WORK TO COMPLETE
Copy, from the data below, each line that has the word "vous".

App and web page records

+ + + + + + +

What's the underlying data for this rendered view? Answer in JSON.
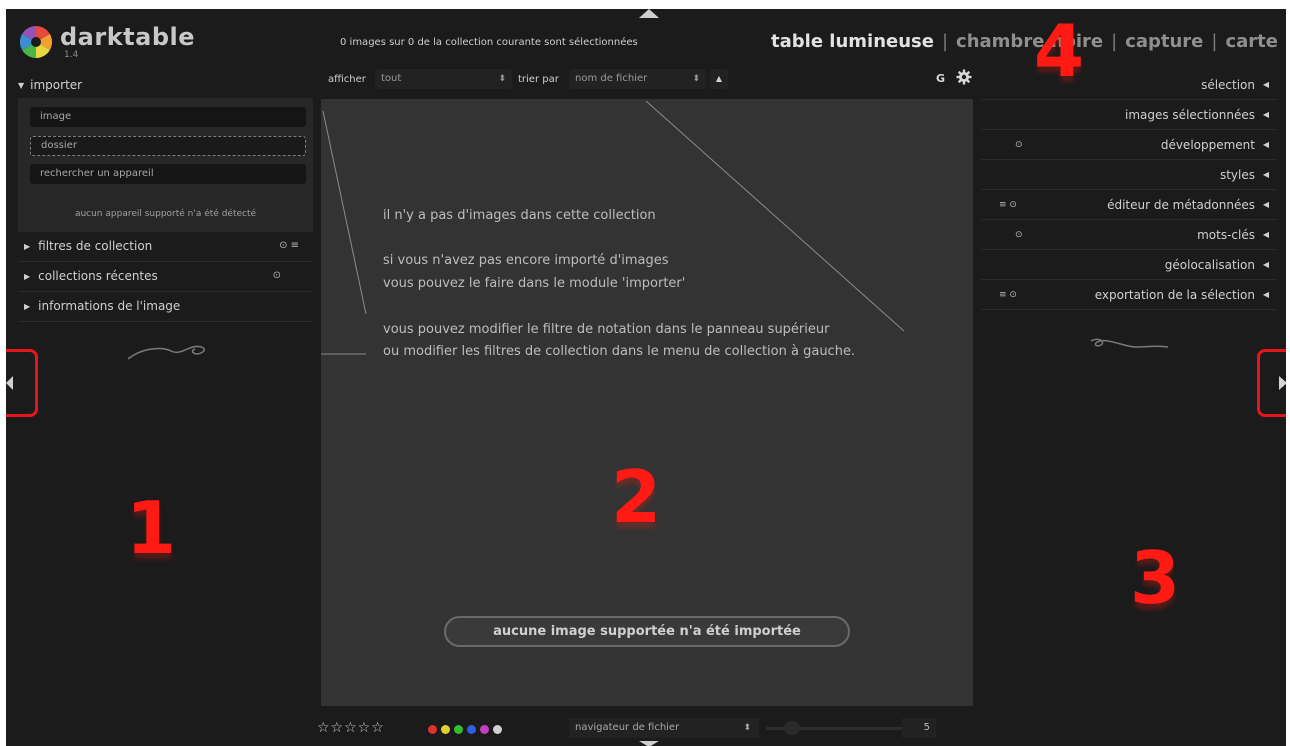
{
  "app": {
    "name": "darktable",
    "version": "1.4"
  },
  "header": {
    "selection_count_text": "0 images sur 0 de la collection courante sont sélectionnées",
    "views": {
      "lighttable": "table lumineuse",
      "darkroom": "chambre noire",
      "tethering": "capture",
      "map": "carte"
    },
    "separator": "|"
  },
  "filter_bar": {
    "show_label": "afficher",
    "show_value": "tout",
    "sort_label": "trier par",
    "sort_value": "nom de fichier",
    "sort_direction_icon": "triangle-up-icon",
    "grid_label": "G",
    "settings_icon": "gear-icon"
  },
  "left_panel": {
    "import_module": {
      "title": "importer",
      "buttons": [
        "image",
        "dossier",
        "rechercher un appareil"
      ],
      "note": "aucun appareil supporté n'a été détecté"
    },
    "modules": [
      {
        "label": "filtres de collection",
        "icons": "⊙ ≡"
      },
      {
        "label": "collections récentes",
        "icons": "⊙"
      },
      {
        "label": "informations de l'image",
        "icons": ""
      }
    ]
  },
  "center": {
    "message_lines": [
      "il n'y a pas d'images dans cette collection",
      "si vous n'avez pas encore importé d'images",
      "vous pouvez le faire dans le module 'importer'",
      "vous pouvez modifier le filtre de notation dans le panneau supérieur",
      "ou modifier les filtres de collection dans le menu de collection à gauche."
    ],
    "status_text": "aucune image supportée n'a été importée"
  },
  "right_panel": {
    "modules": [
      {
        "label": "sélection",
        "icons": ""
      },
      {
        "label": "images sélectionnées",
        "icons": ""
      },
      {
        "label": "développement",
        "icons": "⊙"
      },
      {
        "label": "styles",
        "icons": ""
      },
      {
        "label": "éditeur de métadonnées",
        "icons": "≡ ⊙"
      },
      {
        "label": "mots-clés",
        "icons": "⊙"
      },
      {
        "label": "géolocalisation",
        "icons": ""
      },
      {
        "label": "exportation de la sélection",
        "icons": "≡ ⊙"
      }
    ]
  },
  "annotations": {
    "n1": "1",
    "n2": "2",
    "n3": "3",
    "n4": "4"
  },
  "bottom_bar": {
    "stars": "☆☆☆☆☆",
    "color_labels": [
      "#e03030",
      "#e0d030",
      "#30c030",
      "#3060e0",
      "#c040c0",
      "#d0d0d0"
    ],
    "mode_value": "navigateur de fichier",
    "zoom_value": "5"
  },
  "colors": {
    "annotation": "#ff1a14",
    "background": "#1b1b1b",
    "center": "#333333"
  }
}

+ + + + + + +

RESULT
      "si vous n'avez pas encore importé d'images",
      "vous pouvez le faire dans le module 'importer'",
      "vous pouvez modifier le filtre de notation dans le panneau supérieur",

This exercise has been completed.